Task to carry out | Only the count is wanted here: how many lines of the entries hold the string "txtInput"?
____ Materials provided
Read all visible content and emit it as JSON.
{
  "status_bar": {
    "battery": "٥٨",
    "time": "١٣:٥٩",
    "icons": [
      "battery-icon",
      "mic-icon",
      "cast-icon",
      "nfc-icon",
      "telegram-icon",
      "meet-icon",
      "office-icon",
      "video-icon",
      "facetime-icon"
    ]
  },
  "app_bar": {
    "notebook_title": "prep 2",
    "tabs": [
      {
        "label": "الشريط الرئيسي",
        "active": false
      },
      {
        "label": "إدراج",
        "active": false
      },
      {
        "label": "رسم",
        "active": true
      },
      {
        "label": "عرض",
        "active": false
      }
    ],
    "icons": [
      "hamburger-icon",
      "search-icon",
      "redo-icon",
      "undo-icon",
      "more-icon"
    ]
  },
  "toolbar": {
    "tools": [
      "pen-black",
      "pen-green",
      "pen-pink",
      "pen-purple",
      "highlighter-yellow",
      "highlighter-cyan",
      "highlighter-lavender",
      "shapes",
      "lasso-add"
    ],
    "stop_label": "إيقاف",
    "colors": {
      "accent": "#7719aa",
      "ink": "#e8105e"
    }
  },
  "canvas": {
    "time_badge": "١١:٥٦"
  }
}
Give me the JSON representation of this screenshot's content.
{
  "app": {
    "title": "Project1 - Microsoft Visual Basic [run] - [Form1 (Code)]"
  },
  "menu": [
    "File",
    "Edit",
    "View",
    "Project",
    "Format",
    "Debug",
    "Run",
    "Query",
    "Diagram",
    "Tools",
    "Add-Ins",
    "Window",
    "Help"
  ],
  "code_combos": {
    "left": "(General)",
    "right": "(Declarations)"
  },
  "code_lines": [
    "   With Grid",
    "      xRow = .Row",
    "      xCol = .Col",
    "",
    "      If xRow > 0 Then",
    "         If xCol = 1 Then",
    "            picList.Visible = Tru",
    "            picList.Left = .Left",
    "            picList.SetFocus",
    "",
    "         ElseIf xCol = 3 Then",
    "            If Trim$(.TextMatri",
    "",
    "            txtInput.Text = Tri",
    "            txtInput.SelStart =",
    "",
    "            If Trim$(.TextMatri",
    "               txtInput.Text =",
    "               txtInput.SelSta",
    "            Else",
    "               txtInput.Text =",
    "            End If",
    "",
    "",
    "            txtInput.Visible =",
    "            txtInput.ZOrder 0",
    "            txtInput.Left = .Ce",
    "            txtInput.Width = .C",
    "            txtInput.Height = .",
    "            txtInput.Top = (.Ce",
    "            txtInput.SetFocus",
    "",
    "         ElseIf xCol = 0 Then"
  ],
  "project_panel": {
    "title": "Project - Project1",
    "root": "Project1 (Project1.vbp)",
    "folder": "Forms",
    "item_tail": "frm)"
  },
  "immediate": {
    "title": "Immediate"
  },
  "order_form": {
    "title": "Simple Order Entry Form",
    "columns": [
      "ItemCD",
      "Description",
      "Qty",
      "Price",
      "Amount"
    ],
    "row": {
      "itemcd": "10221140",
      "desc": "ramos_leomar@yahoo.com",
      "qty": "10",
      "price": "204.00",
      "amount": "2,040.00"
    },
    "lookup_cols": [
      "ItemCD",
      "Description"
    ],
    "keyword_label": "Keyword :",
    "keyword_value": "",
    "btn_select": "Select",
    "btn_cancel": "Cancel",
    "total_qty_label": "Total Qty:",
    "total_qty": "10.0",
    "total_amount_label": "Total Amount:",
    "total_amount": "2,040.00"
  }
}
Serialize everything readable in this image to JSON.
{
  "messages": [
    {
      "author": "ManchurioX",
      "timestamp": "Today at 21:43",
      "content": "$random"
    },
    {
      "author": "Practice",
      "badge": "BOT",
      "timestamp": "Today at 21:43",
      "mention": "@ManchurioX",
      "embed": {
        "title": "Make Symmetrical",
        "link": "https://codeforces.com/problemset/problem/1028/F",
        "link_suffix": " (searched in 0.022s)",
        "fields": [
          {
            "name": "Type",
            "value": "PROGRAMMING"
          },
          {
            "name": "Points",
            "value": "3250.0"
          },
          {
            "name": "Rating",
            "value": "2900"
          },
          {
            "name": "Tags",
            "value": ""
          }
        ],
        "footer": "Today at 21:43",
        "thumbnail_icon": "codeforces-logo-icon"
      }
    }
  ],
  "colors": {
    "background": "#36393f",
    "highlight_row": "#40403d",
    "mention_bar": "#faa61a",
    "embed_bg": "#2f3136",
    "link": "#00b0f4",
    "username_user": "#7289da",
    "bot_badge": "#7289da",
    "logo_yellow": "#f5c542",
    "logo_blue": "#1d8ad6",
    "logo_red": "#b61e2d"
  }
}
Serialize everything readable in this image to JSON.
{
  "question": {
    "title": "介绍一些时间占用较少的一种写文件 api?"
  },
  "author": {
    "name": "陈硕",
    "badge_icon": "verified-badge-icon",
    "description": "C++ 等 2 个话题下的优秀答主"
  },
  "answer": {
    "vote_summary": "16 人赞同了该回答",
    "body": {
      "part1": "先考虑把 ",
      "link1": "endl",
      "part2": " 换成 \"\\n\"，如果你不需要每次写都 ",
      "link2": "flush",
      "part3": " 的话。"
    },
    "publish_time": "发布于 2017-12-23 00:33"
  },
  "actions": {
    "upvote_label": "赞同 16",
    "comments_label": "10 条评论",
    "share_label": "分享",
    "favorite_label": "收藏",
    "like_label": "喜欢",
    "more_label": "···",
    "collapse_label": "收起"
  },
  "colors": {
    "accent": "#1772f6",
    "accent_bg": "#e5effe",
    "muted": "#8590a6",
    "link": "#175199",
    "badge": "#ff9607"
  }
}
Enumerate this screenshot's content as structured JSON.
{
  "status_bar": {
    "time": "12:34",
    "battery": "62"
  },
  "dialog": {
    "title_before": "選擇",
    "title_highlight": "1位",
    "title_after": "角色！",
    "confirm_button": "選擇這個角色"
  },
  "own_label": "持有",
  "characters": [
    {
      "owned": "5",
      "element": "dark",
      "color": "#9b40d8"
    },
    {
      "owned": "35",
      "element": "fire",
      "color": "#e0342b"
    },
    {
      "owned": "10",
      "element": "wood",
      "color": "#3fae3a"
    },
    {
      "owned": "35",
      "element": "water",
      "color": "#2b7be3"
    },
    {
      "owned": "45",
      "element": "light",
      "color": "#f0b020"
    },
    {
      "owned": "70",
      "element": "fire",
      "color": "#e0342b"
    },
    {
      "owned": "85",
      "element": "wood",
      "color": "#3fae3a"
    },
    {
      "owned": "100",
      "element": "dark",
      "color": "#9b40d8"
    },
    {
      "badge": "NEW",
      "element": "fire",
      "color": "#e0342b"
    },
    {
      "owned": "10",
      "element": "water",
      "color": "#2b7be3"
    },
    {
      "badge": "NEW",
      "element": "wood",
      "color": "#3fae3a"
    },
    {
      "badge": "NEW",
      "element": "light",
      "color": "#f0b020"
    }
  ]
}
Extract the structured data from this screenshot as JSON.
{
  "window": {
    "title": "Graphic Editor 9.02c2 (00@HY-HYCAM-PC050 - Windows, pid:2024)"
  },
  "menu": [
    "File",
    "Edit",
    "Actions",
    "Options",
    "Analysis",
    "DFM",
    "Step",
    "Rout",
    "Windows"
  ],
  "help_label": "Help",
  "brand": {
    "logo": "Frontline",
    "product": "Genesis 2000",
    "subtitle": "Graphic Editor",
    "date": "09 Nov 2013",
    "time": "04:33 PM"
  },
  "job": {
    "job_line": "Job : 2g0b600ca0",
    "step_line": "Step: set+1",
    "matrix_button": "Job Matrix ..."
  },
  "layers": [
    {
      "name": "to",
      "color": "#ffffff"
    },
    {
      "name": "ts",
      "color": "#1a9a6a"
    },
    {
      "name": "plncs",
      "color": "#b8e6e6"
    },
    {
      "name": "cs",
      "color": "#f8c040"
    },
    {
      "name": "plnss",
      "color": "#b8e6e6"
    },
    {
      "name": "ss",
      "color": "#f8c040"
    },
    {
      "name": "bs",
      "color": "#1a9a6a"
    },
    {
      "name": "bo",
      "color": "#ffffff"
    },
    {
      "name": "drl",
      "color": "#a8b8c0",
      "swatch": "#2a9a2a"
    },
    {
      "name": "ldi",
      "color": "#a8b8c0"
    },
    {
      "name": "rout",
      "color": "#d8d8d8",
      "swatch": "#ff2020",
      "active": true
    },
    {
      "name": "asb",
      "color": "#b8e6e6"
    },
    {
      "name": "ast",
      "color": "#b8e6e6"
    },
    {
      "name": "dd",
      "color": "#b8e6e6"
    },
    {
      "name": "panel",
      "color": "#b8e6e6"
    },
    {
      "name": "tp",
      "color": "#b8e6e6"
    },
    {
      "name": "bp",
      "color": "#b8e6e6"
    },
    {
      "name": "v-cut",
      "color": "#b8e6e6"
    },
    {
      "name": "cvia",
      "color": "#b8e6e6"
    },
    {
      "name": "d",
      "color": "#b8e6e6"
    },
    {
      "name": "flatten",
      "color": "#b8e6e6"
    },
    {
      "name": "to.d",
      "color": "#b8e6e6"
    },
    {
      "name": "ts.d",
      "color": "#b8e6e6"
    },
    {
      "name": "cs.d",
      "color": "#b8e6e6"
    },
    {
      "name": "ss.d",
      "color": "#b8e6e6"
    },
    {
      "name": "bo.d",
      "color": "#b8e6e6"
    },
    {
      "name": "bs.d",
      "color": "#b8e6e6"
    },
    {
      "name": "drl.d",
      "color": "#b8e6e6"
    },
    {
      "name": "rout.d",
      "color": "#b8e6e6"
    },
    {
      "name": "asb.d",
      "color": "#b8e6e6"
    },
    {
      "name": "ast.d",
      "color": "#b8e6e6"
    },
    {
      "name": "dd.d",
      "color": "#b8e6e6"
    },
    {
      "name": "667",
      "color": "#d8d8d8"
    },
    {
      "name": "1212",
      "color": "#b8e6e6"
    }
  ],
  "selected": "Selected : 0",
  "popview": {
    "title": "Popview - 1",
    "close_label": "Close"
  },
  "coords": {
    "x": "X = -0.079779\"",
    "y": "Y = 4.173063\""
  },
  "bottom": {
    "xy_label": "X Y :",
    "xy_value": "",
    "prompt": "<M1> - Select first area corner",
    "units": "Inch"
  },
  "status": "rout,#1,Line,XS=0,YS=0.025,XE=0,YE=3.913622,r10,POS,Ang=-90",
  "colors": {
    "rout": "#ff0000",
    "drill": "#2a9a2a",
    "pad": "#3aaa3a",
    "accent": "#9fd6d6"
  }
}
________
Answer space | 12